“Much of the criticism revolved around my having placed the baby on an “altar” and some started getting into technical complaints about what should or should not be done with an altar. But to the extent that they want to get technical, so can I, and I pointed out that this was a table in our office, not a consecrated altar in a chapel,” he wrote.
“That table, sometimes used for Mass, was also the place where all my videos in this educational series of election broadcasts were made,” he continued. “In retrospect, I should have made the baby video in a different location so as to avoid any confusion to begin with.”

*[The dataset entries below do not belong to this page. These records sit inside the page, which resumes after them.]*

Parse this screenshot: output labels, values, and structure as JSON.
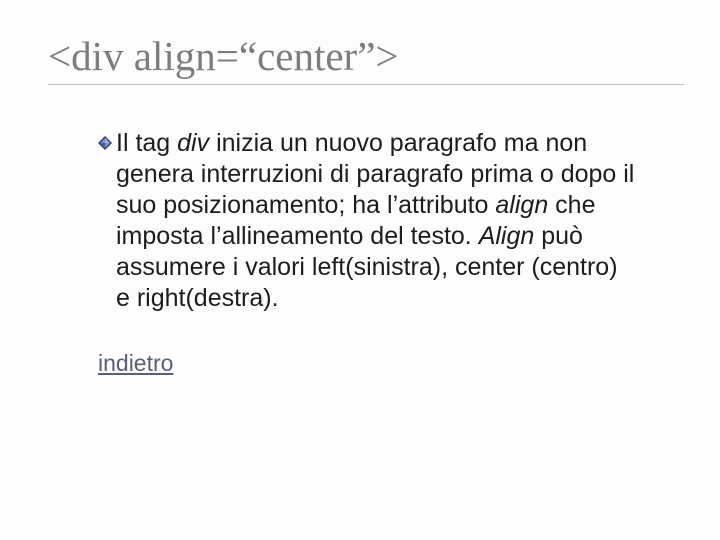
{
  "title": "<div align=“center”>",
  "body": {
    "pre": "Il tag ",
    "em1": "div",
    "mid1": " inizia un nuovo paragrafo ma non genera interruzioni di paragrafo prima o dopo il suo posizionamento; ha l’attributo ",
    "em2": "align",
    "mid2": " che imposta l’allineamento del testo. ",
    "em3": "Align",
    "post": " può assumere i valori left(sinistra), center (centro) e right(destra)."
  },
  "link": "indietro",
  "colors": {
    "title": "#7c7d7d",
    "text": "#1d1d1d",
    "link": "#5a5f77",
    "bullet_fill": "#7a8ec8",
    "bullet_dark": "#30406f"
  }
}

Pavone wrote in his account that the baby’s remains were given to him so he conduct a proper burial, which he said he did after making the video.
Pavone stepped down from the two positions with Trump’s re-election campaign in 2020 at the request of what he called “the competent ecclesiastical authority.” But he continued to use his social media platforms to advocate for Trump and denounce the Democratic Party.
Those posts led to another confrontation with Zurek shortly before the 2020 election.
In tweets that were subsequently deleted, Pavone reportedly called then Democratic presidential nominee Joe Biden a “[expletive] loser” and said the Democratic party was “God-hating” and “America-hating” and that Biden’s supporters “can’t say a [expletive] thing in support of their loser candidate without using the word Trump.”
“What the hell do you have to say for yourselves, losers?” Pavone asked.
Pavone also reportedly tweeted that he would hear the confession of a Catholic who votes Democrat, “but we are trained that in the absence of repentance, absolution has to be withheld.”
In response, the Amarillo Diocese issued a statement disavowing Pavone’s comments, saying he used “scandalous words not becoming of a Catholic priest.”
“These postings are not consistent with Catholic Church Teachings,” the diocese said in its statement. “Please disregard them and pray for Father Pavone.”
Shannon Mullen is the Editor-in-Chief of CNA. He previously worked as a features writer, investigative reporter, and editor with the Asbury Park (N.J.) Press. He has received numerous national reporting awards and was a finalist for the Pulitzer Prize.
Joseph Bukuras is a staff writer at the Catholic News Agency. Joe holds a bachelor’s degree in Political Science from The Catholic University of America. He has interned in the U.S. House of Representatives, on a U.S. Senate campaign, in the Massachusetts State House of Representatives, and at the Susan B. Anthony List. He is based out of the Boston area.